WARNING: The following article contains spoilers from “Ophiocordyceps Lamia” a story in Gotham Villains Anniversary Giant #1, on sale now from DC Comics.
Poison Ivy is one of the most powerful users of The Green, a sort of universe or dimension that connects all plant life. With that kind of control over nature, she is immensely powerful, and her abilities only seem to grow with every battle she has with Batman. Her latest display is the ability to use a form of the Cordyceps fungus, the same fungus that caused the apocalypse in the popular video game The Last of Us.

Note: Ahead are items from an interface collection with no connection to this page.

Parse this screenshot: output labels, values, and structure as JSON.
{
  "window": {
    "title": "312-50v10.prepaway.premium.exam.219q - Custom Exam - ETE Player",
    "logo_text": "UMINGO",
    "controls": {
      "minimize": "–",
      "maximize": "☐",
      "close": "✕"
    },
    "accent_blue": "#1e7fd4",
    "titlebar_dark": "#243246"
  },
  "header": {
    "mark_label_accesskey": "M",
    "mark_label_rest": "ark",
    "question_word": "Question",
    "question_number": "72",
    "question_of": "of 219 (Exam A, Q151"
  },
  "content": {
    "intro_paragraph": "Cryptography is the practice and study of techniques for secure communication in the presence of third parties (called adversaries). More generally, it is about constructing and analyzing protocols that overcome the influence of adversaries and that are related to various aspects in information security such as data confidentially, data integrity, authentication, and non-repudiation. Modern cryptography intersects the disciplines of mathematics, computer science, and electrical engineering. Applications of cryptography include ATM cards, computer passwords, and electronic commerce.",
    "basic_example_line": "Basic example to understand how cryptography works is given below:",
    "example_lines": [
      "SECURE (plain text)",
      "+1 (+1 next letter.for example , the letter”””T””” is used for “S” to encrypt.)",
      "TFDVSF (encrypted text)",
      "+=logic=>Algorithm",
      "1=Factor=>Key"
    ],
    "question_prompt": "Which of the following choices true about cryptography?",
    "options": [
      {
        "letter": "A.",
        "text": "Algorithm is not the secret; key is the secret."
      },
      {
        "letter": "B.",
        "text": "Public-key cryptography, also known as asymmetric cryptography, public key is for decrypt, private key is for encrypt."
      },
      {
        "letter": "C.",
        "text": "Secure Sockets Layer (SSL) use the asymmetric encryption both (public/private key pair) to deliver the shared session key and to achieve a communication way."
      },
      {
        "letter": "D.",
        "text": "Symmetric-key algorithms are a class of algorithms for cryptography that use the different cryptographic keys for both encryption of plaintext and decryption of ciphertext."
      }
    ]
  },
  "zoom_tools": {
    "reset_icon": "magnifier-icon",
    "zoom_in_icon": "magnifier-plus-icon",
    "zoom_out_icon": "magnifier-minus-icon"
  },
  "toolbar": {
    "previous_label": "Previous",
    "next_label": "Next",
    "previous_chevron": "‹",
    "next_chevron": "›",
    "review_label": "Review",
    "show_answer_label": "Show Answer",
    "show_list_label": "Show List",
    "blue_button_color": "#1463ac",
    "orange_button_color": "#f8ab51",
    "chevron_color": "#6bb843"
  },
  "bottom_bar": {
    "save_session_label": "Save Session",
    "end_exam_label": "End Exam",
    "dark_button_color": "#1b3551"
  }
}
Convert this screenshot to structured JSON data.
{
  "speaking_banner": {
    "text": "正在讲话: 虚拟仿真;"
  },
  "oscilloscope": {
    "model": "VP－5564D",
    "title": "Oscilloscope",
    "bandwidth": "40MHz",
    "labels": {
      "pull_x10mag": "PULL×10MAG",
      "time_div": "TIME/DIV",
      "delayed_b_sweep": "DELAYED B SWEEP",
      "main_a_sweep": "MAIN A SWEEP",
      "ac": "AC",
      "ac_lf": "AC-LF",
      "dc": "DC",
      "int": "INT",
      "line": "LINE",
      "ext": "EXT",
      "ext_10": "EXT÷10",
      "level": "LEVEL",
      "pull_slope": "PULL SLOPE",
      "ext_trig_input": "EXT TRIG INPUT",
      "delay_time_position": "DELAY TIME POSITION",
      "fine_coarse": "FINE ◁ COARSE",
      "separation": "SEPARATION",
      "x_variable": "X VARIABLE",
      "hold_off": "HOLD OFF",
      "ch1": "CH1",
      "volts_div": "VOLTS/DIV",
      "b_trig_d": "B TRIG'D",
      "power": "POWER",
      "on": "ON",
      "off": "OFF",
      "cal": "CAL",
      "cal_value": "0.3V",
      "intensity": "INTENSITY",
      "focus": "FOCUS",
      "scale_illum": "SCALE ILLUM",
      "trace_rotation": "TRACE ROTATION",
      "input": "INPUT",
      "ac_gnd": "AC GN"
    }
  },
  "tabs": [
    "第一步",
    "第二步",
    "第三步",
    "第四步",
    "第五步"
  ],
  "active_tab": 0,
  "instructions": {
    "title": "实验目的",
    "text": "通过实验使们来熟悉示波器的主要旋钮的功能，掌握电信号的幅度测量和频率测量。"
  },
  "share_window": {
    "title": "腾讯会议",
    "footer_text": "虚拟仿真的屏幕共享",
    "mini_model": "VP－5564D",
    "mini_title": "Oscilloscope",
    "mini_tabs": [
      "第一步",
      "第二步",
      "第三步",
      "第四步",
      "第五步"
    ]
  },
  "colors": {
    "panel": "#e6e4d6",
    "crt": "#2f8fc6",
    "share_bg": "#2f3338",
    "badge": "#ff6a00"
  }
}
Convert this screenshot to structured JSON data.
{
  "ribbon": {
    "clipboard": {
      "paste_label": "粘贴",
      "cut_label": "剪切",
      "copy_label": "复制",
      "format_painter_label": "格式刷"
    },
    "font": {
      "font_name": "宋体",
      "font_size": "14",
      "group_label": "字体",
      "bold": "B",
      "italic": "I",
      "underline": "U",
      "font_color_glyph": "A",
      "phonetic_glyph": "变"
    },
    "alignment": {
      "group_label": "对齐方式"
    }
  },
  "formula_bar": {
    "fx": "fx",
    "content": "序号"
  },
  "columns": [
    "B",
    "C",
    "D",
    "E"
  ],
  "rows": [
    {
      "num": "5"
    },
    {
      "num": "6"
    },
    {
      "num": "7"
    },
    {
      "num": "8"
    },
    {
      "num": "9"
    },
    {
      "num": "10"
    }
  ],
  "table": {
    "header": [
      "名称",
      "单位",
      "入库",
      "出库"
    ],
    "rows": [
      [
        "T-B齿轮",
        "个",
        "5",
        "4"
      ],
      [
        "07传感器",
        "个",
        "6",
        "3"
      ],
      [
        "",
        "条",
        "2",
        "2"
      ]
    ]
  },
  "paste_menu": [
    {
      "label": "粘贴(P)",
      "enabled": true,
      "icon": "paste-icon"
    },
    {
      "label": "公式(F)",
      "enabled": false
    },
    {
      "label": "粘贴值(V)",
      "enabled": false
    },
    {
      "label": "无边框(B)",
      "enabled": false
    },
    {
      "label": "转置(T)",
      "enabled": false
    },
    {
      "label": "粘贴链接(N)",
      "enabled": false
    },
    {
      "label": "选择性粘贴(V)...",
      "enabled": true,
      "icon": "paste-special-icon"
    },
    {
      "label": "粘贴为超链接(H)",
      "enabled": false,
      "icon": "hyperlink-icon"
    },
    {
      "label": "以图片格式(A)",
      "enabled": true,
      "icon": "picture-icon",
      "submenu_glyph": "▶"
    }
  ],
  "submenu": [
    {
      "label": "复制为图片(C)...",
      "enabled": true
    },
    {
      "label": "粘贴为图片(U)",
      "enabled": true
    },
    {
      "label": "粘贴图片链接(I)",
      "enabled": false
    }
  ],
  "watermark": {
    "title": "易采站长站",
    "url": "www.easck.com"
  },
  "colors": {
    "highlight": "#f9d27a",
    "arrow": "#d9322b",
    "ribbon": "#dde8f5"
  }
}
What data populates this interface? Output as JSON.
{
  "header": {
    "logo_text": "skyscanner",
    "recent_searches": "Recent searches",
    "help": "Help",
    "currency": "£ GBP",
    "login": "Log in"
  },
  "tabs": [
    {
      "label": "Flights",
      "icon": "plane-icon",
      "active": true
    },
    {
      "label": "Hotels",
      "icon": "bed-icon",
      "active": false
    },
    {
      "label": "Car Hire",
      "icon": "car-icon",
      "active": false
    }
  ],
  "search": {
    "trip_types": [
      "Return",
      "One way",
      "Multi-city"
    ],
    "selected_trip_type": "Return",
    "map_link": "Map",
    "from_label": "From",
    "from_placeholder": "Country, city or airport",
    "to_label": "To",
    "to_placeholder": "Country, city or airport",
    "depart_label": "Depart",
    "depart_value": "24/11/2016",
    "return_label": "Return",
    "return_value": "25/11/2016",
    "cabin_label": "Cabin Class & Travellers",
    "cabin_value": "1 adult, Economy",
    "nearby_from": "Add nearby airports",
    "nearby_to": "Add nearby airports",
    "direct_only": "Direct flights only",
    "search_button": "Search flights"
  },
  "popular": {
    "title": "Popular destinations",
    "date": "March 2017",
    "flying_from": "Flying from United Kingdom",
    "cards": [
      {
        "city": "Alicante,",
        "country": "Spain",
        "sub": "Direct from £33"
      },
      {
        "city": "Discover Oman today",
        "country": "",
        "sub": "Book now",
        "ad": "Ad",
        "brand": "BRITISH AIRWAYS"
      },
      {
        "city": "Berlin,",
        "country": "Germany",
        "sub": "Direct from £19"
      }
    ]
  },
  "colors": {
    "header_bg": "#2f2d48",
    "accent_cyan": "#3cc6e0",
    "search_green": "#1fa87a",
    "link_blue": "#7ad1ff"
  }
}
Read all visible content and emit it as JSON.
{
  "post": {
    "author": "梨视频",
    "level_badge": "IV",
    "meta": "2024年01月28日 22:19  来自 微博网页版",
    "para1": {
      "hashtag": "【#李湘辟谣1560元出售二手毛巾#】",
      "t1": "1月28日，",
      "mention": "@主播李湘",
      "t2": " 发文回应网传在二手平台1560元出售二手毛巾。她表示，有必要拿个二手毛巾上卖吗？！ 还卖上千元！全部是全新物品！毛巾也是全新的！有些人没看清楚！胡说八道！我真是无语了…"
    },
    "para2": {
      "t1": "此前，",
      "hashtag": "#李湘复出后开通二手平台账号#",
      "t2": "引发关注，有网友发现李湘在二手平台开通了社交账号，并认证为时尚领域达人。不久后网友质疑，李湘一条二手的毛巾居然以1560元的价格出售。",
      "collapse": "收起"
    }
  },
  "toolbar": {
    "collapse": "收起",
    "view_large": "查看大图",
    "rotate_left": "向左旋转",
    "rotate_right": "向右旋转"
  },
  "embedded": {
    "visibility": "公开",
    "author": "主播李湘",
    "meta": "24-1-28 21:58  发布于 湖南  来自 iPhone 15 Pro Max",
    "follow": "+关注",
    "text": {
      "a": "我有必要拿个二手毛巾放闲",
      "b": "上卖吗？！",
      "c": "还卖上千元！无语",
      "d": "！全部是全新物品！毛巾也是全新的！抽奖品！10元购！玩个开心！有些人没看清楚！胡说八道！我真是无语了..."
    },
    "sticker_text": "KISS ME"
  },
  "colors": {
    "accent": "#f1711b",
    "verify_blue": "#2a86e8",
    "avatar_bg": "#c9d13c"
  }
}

While the symptoms of the Ophiocordyceps Lamia was similar to the Last of Us’ infection, there was a key difference worthy of exploration. The game’s Cordyceps infected the host, slowly transforming them into fungal monsters that would kill anything in sight, but Ivy’s cordyceps seemed to give its victims a connection with a similar plane of existence to The Green, The Grey, which essentially links all fungal life. Ivy’s pheromones do give her “cousins” (as she calls the Cordyceps) a push to make their intended victims’ demise more pleasant, but the abilities we see suggest a deeper well of potential, and connection that the fallen in The Last of Us could only wish to have.
Real world Cordyceps usually infect the insects that consume them and then sprout from within, killing them and allowing new fungus to bloom. In the story “Ophiocordyceps Lamia” from Gotham Villains Anniversary Giant #1 (by G. Willow Wilson, Emma Rios, Jordie Bellaire, and Hassan Otsmane-Elhaou), Ivy’s Cordyceps function in a similar way, although hers seem to have evolved to be more versatile in what types of biological life it can infect. In this case, the victim seems to become a part of the growth, as opposed to having it sprout out of them, eventually transforming into an extension of the Cordyceps before dying.
This is remarkably different from the infection seen in The Last of Us, which simply grows within the victim, mutating them over time and driving them into a feral rage. In comparison, Ivy’s Cordyceps are fast acting and result in guaranteed, non-zombie death. What is of particular note here is what happened when Ivy tried to save one of the people she infected. This woman, Janet, seemed to have been somehow spared from the assimilation process halfway through and thus still had control of her human mind, although she could see into worlds outside her own, similar to Ivy. This suggests that unlike the Last of Us’ Cordyceps, this variant has a sort of hivemind-like effect on those who are infected, which could result in some pretty fantastic abilities — or even control over certain forms of life.
The infection from the game has no such quality. While the infected do travel and hunt in groups, and benefit from enhanced strength and speed, there is no real directive beyond destroying that which is different. In contrast, Ivy’s version seems to bring people closer to The Grey, instead of causing wanton destruction. However, there is another possibility to consider, especially in light of the Cordyceps being a fungus and not a plant.
The Grey comes with it the desire to consume and break down the world and everything in it; and to feed on the corpse. The Grey has historically formed the kind of hivemind that Janet seemed to be assimilated into, and could eventually burden her and her fellow victims with the same rabid need of consumption seen in The Last of Us games. Unfortunately, we don’t see how that thread could play out, as Ivy reverses the effects on Janet. Still, DC could revisit it some other time, and show just how dangerous a superpowered, hive-minded fungal zombie outbreak could be.
from Ultimate Comic Blog